BEGIN

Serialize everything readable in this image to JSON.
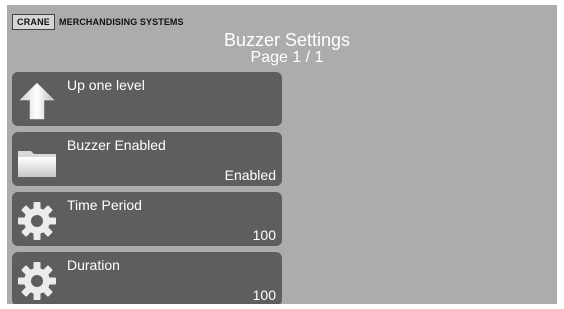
{
  "brand": {
    "logo_text": "CRANE",
    "name": "MERCHANDISING SYSTEMS"
  },
  "header": {
    "title": "Buzzer Settings",
    "page_indicator": "Page 1 / 1"
  },
  "menu": {
    "items": [
      {
        "label": "Up one level",
        "value": "",
        "icon": "up-arrow-icon"
      },
      {
        "label": "Buzzer Enabled",
        "value": "Enabled",
        "icon": "folder-icon"
      },
      {
        "label": "Time Period",
        "value": "100",
        "icon": "gear-icon"
      },
      {
        "label": "Duration",
        "value": "100",
        "icon": "gear-icon"
      }
    ]
  },
  "colors": {
    "screen_background": "#acacac",
    "menu_item_background": "#5e5e5e",
    "text": "#ffffff"
  }
}
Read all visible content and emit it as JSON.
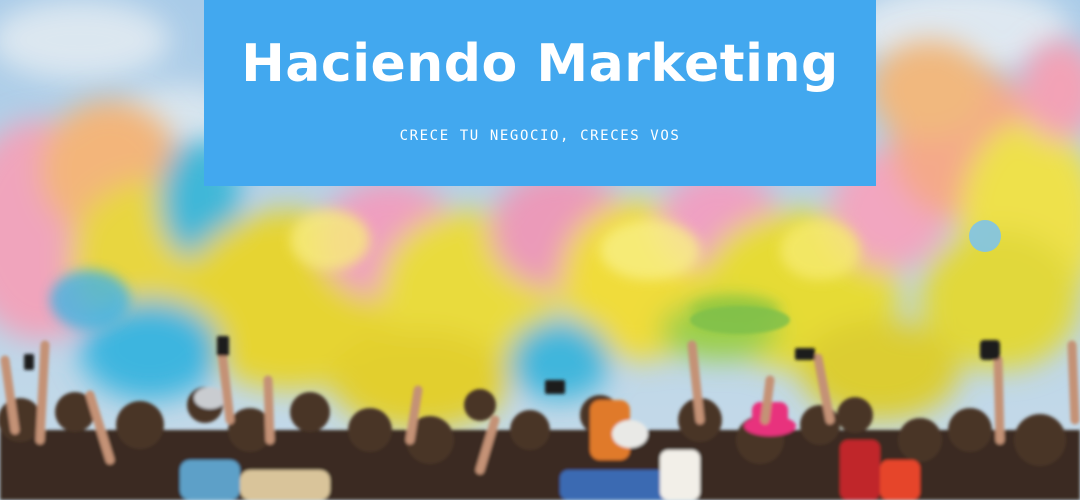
{
  "banner": {
    "title": "Haciendo Marketing",
    "subtitle": "CRECE TU NEGOCIO, CRECES VOS"
  },
  "colors": {
    "panel": "#42a8ef",
    "sky": "#9fc6e6",
    "powder_yellow": "#e6d83a",
    "powder_pink": "#ee9ab8",
    "powder_blue": "#3cb4e0",
    "crowd": "#3a2a22"
  },
  "photo": {
    "subject": "festival-crowd-color-powder"
  }
}
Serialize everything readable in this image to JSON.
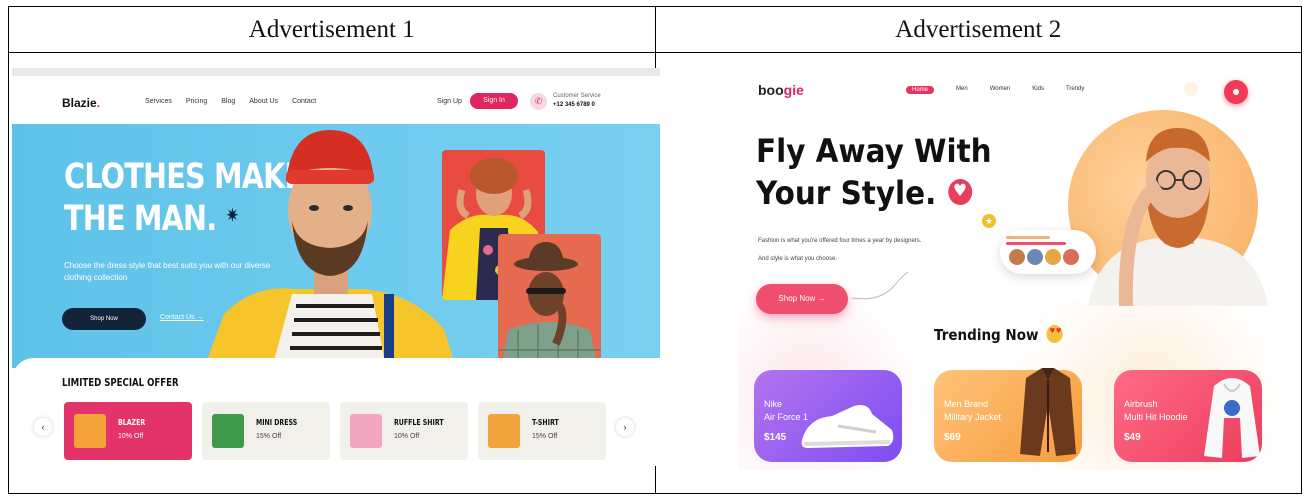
{
  "table": {
    "header_1": "Advertisement 1",
    "header_2": "Advertisement 2"
  },
  "ad1": {
    "logo": "Blazie",
    "logo_dot": ".",
    "nav": [
      "Services",
      "Pricing",
      "Blog",
      "About Us",
      "Contact"
    ],
    "sign_up": "Sign Up",
    "sign_in": "Sign In",
    "cs_label": "Customer Service",
    "cs_phone": "+12 345 6789 0",
    "hero_title_line1": "CLOTHES MAKE",
    "hero_title_line2": "THE MAN.",
    "hero_sub": "Choose the dress style that best suits you with our diverse clothing collection",
    "shop_now": "Shop Now",
    "contact_us": "Contact Us  →",
    "offer_title": "LIMITED SPECIAL OFFER",
    "prev": "‹",
    "next": "›",
    "products": [
      {
        "name": "BLAZER",
        "off": "10% Off"
      },
      {
        "name": "MINI DRESS",
        "off": "15% Off"
      },
      {
        "name": "RUFFLE SHIRT",
        "off": "10% Off"
      },
      {
        "name": "T-SHIRT",
        "off": "15% Off"
      }
    ],
    "colors": {
      "accent": "#e0245e",
      "hero": "#5ec2e8",
      "dark": "#13233a"
    }
  },
  "ad2": {
    "logo_main": "boo",
    "logo_accent": "gie",
    "nav": [
      "Home",
      "Men",
      "Women",
      "Kids",
      "Trendy"
    ],
    "title_line1": "Fly Away With",
    "title_line2": "Your Style.",
    "desc_line1": "Fashion is what you're offered four times a year by designers.",
    "desc_line2": "And style is what you choose.",
    "shop_now": "Shop Now  →",
    "trending": "Trending Now",
    "products": [
      {
        "line1": "Nike",
        "line2": "Air Force 1",
        "price": "$145"
      },
      {
        "line1": "Men Brand",
        "line2": "Military Jacket",
        "price": "$69"
      },
      {
        "line1": "Airbrush",
        "line2": "Multi Hit Hoodie",
        "price": "$49"
      }
    ],
    "colors": {
      "accent": "#ef4e6e",
      "orange": "#f7ad5f",
      "purple": "#7d4df0"
    }
  }
}
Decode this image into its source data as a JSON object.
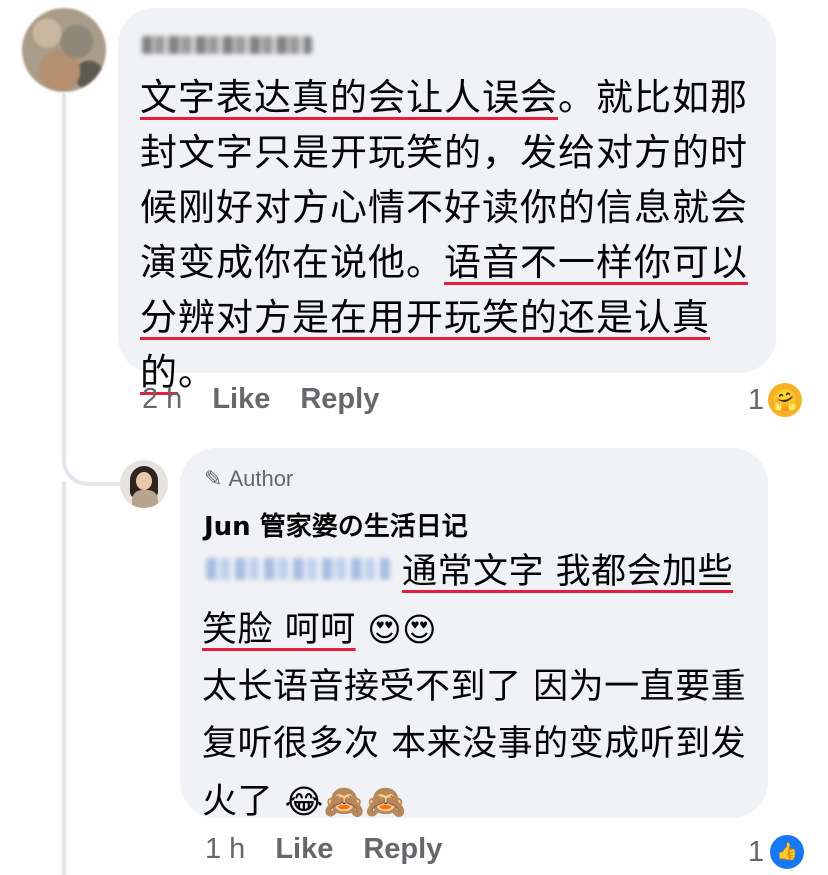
{
  "main_comment": {
    "text_part1": "文字表达真的会让人误会",
    "text_part2": "。就比如那封文字只是开玩笑的，发给对方的时候刚好对方心情不好读你的信息就会演变成你在说他。",
    "text_part3": "语音不一样你可以分辨对方是在用开玩笑的还是认真的",
    "text_part4": "。",
    "time": "2 h",
    "like_label": "Like",
    "reply_label": "Reply",
    "reaction_count": "1",
    "reaction_icon": "🤗"
  },
  "reply_comment": {
    "author_badge": "Author",
    "author_badge_icon": "✎",
    "name": "Jun 管家婆の生活日记",
    "text_underlined": "通常文字 我都会加些笑脸 呵呵",
    "text_emojis": "😍😍",
    "text_line2": "太长语音接受不到了 因为一直要重复听很多次 本来没事的变成听到发火了",
    "text_line2_emojis": "😂🙈🙈",
    "time": "1 h",
    "like_label": "Like",
    "reply_label": "Reply",
    "reaction_count": "1",
    "reaction_icon": "👍"
  }
}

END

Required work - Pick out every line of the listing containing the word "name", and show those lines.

Expected answer -
    "name": "MERCHANDISING SYSTEMS"
        "name": "BLAZER",
        "name": "MINI DRESS",
        "name": "RUFFLE SHIRT",
        "name": "T-SHIRT",
    "name": "Jun 管家婆の生活日记",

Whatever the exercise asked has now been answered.